I remember camels just wandering amongst the villas in Dubai. And there was a Bedu man who came every Ramadan and set up camp near our house with all his camels. (Mel, Dubai)

Shaikh Zayed Rd was just two lanes and we could walk across to get to the Metropolitan hotel with hardly any cars around. (Mel, Dubai)

Arabic Greetings

Let’s get started with greetings.

As salam  alaikum .  (Literally ‘peace be upon you.’) The  response is ‘walaikum salam’ meaning ‘and upon you be peace.’

Ahlan wa sahlan (Welcome)

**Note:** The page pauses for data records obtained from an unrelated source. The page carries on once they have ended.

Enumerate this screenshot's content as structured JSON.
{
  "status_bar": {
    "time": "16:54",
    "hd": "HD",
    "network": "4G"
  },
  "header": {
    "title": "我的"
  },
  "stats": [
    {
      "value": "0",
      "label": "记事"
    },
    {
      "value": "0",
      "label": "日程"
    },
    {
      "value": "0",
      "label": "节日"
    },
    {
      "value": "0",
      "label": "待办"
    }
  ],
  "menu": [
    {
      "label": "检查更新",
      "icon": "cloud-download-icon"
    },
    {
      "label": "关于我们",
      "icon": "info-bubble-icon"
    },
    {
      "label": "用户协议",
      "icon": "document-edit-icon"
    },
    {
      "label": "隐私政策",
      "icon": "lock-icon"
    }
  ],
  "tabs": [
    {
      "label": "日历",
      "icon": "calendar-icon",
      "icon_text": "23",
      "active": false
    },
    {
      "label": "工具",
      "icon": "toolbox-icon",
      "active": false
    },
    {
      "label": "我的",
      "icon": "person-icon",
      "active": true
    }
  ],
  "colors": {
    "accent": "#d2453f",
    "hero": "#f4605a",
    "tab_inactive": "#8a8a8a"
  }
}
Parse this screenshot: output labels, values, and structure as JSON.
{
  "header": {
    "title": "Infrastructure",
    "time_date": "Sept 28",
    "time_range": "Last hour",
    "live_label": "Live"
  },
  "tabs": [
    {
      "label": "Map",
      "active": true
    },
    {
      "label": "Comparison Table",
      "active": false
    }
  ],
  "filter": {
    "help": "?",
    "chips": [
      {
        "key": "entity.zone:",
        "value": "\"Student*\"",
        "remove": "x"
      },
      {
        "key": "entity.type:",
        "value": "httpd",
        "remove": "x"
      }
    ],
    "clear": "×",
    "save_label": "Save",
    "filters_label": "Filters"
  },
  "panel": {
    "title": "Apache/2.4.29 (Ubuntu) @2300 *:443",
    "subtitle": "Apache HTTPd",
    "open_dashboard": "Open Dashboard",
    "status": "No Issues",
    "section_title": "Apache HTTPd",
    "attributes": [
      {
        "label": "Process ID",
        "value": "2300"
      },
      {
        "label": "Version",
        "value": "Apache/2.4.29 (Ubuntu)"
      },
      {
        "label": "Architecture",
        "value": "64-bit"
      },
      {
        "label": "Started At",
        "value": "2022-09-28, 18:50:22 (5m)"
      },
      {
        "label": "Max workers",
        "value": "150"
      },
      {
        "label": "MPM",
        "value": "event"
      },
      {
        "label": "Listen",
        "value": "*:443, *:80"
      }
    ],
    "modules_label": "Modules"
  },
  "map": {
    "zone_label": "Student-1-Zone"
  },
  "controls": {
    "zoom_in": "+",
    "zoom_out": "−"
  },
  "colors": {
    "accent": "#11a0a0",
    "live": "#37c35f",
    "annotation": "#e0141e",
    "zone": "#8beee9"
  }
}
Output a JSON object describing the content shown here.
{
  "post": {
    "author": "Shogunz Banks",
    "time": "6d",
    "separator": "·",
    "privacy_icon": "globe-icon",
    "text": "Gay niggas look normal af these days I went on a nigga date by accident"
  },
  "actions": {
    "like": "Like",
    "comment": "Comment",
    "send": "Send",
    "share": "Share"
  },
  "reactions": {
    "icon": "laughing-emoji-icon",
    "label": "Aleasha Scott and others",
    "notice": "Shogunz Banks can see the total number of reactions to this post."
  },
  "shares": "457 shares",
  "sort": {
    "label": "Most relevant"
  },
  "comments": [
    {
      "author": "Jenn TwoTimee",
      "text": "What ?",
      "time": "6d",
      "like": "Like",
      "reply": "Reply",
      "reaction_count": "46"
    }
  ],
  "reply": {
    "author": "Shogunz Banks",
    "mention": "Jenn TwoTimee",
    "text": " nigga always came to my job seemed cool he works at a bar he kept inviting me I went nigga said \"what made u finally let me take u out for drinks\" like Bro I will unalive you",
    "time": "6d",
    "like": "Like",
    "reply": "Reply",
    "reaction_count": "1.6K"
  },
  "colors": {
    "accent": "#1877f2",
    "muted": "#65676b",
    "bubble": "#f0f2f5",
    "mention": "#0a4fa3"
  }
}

For ‘how are you?’, you can ask ‘kayf  halak for a man or ‘kayf halich” for a woman. (Literally, ‘how is your situation?’)

You can also use ‘shoo akhbarak’ or ‘shoo akhbarich’ for a lady. (Literally, ‘what is your news?’)

Kayf aylatak/aylatich? – how are your family? (Note: a man should not ask another man how his wife is. The same goes for women and husbands.)

If you’ve paying attention and worked out that the ‘ak’ ending is used when talking to a man and ‘ich’ when talking to a woman.

* Note, the ‘kh’ is ch as in the Scottish word loch and the ‘ch’ is as in chair.

Zayn (good)        You can also use alhamdulillah (all praise be to God.)

You may already have noticed that Arabs don’t usually ask how you are just once, but ask several times in different ways. For example, a conversation may start with ‘kayf halak?……Kayf aylatak?…….Shoo akhbarak?… Kayf sahitak?’ (The last one means ‘how is your health?’)

Ma’a salama -goodbye, literally ‘with peace.’

Nowadays you will sometimes hear Emiratis using the word ‘bye’ even between each other.